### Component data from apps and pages
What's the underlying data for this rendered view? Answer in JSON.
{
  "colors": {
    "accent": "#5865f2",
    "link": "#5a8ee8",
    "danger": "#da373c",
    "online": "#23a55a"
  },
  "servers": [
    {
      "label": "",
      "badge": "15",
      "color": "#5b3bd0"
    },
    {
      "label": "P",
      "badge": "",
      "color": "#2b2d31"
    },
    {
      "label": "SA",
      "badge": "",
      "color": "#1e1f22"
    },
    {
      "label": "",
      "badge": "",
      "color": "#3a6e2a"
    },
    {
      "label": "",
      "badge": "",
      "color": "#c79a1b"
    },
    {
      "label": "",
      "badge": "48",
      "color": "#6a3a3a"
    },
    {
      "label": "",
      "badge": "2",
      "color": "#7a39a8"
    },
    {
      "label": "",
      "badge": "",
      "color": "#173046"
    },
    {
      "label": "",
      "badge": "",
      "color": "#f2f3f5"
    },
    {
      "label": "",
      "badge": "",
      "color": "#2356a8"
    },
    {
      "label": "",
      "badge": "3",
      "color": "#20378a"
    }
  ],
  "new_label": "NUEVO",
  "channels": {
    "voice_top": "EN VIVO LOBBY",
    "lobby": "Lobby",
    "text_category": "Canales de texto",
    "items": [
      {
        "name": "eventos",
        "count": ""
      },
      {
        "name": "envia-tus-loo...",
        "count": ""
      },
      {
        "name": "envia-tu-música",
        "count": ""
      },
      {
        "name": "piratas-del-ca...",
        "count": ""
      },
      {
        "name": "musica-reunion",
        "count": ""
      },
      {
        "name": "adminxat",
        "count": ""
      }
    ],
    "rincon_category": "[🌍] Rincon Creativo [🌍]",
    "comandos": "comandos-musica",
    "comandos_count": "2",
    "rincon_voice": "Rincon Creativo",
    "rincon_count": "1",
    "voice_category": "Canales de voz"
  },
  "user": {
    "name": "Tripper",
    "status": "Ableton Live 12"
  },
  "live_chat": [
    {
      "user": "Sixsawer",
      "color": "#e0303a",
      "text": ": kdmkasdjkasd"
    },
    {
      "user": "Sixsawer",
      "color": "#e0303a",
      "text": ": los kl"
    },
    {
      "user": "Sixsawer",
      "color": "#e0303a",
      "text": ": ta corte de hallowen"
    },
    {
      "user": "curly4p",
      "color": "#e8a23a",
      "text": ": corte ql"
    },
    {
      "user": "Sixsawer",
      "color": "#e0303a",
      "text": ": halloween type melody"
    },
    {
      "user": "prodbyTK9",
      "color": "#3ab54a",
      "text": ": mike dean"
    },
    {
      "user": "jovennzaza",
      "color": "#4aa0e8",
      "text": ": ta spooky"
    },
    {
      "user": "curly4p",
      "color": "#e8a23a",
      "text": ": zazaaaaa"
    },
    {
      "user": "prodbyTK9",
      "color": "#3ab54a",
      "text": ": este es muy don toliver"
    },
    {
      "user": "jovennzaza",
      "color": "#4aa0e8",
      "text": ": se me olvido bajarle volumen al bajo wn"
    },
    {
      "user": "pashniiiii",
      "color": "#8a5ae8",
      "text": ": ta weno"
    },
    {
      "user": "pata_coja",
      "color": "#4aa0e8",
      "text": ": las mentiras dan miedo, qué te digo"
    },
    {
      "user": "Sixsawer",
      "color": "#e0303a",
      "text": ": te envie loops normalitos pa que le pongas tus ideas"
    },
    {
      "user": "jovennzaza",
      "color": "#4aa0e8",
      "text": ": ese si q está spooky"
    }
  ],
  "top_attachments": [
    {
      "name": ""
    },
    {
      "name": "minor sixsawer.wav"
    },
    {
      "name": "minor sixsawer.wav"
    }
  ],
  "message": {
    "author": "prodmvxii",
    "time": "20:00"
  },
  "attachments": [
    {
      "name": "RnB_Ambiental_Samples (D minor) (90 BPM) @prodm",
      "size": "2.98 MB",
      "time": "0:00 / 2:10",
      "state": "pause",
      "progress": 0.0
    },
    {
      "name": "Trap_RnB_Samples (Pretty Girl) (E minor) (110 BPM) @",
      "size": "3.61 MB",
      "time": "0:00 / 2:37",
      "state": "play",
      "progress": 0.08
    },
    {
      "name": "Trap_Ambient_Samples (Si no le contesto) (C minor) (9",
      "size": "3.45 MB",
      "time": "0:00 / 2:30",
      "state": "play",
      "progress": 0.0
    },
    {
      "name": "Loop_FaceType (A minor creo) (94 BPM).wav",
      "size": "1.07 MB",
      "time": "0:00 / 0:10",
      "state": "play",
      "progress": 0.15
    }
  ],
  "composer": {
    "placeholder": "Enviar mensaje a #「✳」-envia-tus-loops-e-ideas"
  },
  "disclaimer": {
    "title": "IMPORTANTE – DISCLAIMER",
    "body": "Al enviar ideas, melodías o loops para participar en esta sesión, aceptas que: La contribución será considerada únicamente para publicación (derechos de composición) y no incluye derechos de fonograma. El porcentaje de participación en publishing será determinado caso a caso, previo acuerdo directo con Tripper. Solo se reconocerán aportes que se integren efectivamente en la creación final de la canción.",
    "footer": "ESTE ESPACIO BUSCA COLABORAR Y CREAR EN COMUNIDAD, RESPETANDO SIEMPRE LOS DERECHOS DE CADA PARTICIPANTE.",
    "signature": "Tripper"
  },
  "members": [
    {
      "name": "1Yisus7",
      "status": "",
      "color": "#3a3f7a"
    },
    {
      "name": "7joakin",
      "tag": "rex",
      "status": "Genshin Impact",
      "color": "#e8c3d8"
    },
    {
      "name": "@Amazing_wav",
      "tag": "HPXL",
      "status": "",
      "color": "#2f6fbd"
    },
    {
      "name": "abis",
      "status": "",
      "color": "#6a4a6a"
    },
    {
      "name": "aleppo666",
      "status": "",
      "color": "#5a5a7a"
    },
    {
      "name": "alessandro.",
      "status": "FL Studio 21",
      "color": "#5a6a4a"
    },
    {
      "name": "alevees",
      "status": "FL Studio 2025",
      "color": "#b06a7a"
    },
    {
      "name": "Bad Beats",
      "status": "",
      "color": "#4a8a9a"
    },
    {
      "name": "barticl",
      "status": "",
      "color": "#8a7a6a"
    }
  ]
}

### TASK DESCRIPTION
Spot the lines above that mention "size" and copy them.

### EXPECTED ANSWER
      "size": "2.98 MB",
      "size": "3.61 MB",
      "size": "3.45 MB",
      "size": "1.07 MB",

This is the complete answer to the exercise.